Movie Review: IRONCLAD Is Bloody, But Not Bloody Good

Evil king Paul Giamatti lays siege to good knight James Purefoy in this gory medieval action movie.

Ironclad is the sort of movie where they behand three people in a row. And when it’s busy behanding people or cleaving them in two or launching them from catapults to smash into walls, it’s pretty good. It’s also pretty good whenever Paul Giamatti, playing King John, is allowed to just devour every bit of scenery around him. Everything else, though, is bumpier.

Based on a true event, Ironclad is a siege movie in the truest sense in that it’s actually about a medieval siege. Just after King John was forced by rebellious barons to sign the Magna Carta - the groundbreaking document that paved the way for individual freedoms - he got himself involved in the First Baron’s War, a civil war that stemmed from his refusal to abide by the terms of the Magna Carta. He actually got Pope Innocent to declare the whole thing blasphemous and to excommunicate all of the rebellious bishops.

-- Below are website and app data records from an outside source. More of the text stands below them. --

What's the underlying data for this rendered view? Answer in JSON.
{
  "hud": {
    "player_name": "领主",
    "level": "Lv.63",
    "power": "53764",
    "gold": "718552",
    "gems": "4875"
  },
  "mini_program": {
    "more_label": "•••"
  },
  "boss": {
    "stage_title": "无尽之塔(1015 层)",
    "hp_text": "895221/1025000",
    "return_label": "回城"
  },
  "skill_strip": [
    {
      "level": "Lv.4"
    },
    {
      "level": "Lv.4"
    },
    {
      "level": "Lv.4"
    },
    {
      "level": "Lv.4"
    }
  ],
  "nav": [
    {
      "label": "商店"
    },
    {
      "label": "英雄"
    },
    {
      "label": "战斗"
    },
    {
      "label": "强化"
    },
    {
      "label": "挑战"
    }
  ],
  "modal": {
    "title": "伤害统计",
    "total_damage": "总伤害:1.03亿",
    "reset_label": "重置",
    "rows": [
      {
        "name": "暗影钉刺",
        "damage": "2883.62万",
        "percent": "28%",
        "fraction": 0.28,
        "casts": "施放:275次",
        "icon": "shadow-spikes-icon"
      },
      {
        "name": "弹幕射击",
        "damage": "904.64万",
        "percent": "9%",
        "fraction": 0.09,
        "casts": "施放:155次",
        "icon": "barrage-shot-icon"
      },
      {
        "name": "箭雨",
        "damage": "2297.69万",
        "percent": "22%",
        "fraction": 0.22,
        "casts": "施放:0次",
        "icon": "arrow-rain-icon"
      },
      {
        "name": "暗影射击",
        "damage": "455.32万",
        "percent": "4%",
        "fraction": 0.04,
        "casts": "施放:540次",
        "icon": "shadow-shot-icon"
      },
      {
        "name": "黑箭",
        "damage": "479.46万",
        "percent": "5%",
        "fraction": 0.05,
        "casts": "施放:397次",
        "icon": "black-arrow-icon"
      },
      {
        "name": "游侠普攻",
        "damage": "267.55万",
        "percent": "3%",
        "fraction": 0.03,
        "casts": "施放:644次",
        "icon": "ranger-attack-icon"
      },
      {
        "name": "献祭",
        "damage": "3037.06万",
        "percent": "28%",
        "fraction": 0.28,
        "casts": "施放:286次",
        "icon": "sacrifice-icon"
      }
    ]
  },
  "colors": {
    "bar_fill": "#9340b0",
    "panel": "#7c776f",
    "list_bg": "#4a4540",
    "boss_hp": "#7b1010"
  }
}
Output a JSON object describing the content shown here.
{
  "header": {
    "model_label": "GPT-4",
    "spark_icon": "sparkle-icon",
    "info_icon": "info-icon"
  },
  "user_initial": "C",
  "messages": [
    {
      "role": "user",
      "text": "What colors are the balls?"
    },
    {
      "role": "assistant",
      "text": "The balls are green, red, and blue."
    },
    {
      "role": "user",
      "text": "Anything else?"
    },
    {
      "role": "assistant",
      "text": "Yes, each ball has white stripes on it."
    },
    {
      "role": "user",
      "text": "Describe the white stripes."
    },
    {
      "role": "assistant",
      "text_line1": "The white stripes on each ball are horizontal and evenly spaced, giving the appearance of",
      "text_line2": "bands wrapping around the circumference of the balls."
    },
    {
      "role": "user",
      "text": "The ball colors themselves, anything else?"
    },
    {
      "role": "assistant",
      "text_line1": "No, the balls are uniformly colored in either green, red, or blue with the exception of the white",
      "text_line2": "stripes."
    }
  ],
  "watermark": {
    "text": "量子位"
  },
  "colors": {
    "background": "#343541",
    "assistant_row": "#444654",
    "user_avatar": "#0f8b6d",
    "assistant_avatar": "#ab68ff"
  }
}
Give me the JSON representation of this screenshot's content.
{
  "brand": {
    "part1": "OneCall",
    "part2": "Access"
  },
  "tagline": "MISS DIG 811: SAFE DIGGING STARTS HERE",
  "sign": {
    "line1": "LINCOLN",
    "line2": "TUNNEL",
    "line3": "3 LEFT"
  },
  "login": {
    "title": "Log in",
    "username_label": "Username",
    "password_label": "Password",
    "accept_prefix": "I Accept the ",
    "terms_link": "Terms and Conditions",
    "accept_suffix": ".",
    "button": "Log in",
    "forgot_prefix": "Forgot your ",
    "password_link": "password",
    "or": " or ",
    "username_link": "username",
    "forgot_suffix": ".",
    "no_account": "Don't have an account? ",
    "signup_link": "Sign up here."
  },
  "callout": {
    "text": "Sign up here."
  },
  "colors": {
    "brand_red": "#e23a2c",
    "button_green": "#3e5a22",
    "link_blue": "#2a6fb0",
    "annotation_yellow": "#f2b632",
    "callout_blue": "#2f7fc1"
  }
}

One of the key moments in that war was the siege of Castle Rochester, a strategically important keep outside of London. That’s the bit of history with which Ironclad plays fast, loose and bloody.

There are two problems that Ironclad never overcomes. The first is that a siege movie is tough no matter what, because there’s a repetitive nature to sieges. The fact that director Jonathan English has a limited bag of action tricks doesn’t help. He shakes the camera a lot, he fades out the diagetic sound every now and again (sometimes muffling everything, sometimes playing music over it) and he sprays digital blood on the lens of the camera. The different battles are all essentially interchangeable, and you could take shots from the second or third battle and put them in the first battle and no one would know any better.

The other problem is that the characters are empty sacks. Giamatti invests King John with a delightfully over the top anger, and James Purefoy’s ex-Templar has something of an arc, but everybody else is just kind of there. This is one of those movies where the underdogs put together a ragtag group, and those movies are fun when the ragtag group has personalities. In Ironclad some of them have traits. Some of them.

But while it’s repetitive and sometimes poorly shot, the action in Ironclad is notably gory. Sadly much of that gore is of the digital variety, but even still there are plenty of shots of limbs being hewn off (and used as weapons), heads being split so cleanly you can see inside the skull and bodies torn asunder. I wish all of this had been in the service of something more compelling (or that the action surrounding it had been more interesting), but sometimes guys in armor cutting each other to ribbons is just what you need.

Brian Cox has almost as much fun as Giamatti, playing a rebellious archbishop who says things like ‘Get off my back!,’ which doesn’t really sound all that 12th century to me. Kate Mara often looks stunning, but her love story with Purefoy’s chaste knight couldn’t ring any falser. Purefoy seems to be having no fun, and Jason Flemyng seems like he should be having fun as the whoring warrior.

Ironclad more or less sticks to the historical truth (it embellishes and streamlines things, sure, but it gets the general sweep of the siege right) up until the end. And then in the last minutes the film takes a hard right turn away from reality, and does so in a way that makes no actual sense. Except for the sense that comes from ‘Audiences want happy endings.’ Ironclad is pretty generic for much of its running time, and I was hoping that the ending could escape that sense of ‘seen it.’ It doesn’t.

Essentially watchable, Ironclad is another of those sword fighting movies that runs on the premise that making everything muddy is the same thing as being realistic. It does absolutely nothing new, but it does offer a few scattered pleasures. At two hours it’s too long, but it’s certainly worth a watch if you’re the kind of person who likes movies that make you say ouch at the onscreen violence.